By now, we should be no stranger to lard. The crispy cubes of deep-fried pork fat are an essential garnish for popular local favourites such as bak chor mee (minced pork noodles), fried rice or wanton mee, adding a rich if indulgent touch to these dishes.
Think of lardo as the gourmet version of lard. "Lard is just the pure fat from the pig, and it becomes lardo after it has been cured and spiced," says Jean-Philippe Patruno, chef-owner of modern European restaurant Dehesa
. "It's like saying pig and pork — you don't say pig cutlet; you'll say pork cutlet."
To be sure, while lard is usually made by rendering fat and then leaving it to solidify, the process of making lardo goes into a little more detail. Its origins are deeply-rooted in Italy, where production of lardo is done by taking at least an inch-thick of raw back fat and wrapping it with rosemary and other spices, before curing it for over six months.

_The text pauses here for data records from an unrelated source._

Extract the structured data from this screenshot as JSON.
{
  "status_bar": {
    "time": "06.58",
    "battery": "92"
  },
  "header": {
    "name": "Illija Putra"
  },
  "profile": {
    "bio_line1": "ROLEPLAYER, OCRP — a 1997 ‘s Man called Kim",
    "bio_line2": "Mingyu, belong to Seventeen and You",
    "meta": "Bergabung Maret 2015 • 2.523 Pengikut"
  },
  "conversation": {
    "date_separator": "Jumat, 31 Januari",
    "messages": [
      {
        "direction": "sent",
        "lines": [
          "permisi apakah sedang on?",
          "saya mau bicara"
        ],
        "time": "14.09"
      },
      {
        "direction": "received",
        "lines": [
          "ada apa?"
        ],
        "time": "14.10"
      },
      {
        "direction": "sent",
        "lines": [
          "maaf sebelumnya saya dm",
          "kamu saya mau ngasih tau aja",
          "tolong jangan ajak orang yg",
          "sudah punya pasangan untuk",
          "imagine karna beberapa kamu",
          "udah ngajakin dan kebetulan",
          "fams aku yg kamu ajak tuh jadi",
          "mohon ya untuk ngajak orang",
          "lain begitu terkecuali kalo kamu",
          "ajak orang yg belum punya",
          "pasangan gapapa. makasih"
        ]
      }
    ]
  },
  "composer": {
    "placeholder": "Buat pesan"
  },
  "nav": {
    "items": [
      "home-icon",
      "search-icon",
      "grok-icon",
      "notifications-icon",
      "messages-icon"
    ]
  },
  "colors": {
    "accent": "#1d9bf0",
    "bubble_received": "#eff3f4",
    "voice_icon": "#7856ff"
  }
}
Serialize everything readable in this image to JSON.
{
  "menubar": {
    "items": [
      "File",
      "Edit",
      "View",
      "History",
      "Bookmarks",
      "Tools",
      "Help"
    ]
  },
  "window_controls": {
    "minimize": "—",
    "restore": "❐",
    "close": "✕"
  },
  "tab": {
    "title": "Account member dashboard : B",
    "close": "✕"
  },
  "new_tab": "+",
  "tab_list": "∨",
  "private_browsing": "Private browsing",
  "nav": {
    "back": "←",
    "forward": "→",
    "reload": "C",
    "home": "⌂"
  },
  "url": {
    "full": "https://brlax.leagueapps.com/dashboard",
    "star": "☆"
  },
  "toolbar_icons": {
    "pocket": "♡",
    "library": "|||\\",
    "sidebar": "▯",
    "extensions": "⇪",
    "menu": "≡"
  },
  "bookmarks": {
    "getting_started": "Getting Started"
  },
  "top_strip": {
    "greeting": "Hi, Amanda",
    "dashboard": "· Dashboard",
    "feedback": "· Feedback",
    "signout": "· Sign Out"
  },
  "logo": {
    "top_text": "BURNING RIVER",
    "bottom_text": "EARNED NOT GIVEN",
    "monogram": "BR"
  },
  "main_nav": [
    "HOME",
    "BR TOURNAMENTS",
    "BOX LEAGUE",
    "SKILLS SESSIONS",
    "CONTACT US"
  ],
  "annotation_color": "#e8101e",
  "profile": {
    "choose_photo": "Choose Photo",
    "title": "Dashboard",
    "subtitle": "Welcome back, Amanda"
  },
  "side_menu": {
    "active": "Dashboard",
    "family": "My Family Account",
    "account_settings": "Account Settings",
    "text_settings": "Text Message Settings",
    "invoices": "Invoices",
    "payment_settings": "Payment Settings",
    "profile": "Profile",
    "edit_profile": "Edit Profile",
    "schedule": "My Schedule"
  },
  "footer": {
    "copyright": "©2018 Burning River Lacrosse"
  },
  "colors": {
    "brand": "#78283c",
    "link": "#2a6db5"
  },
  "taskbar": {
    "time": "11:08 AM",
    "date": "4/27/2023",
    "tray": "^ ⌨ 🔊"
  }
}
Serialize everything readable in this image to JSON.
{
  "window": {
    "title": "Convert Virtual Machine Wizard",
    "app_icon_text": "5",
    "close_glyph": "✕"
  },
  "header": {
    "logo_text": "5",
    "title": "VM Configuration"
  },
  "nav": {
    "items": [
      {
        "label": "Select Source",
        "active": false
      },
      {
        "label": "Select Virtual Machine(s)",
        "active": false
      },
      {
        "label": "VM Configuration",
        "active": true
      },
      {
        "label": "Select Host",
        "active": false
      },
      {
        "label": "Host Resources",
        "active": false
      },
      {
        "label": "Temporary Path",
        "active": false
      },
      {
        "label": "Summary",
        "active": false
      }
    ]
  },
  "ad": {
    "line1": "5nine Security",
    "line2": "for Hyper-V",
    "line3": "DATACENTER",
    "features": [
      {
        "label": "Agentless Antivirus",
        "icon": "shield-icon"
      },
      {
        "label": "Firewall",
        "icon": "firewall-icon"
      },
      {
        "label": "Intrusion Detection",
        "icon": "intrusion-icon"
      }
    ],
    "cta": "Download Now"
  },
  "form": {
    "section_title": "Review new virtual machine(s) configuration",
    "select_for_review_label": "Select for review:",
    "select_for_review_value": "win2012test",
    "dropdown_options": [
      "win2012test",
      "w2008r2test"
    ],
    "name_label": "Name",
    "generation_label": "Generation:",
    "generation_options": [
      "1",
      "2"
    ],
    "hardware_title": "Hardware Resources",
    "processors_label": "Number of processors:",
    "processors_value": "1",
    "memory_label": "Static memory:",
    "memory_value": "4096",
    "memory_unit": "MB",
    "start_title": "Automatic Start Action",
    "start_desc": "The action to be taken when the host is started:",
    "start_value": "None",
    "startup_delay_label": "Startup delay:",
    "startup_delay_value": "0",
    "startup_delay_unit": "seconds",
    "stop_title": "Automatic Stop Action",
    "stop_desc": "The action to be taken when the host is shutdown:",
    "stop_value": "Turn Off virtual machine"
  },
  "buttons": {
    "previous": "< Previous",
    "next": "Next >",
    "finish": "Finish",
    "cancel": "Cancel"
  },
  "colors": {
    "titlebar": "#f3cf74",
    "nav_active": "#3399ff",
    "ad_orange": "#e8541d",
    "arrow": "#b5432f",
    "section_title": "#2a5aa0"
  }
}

Strips of lardo are draped over grilled hamachi collar at Salted & Hung to add a richer dimension to the charred meat.
Now, the buttery white salumi is finding its place on more restaurant menus in Singapore. At two-Michelin-starred Odette
, for instance, the fine-dining French restaurant serves lardo butter (pictured above) together with its bread course. The whipped airy butter is infused with layers of the cured meat, giving the butter a savoury, smoky flavour.
Meanwhile at Dehesa, chef JP uses lardo as an alternative in his version of surf 'n' turf, a main course which usually combines seafood and red meat.
Says JP: "My problem with surf and turf is it's always one meat and some seafood, so it becomes like two dishes on one plate and can get quite heavy. By using lardo, we morph the dishes together nicely. Also, by grilling the lardo over the octopus, you get a very delicious smoky aroma that adds to the dining experience."
Salted & Hung
is another restaurant here where lardo features heavily on the menu. Under the hands of chef Drew Nocente, the silky white strips of cured fat are served with chilli and truffle honey on a charcuterie platter, or draped over the smoky charred flesh of grilled hamachi (yellowtail) collar. In this case, fat truly is flavour.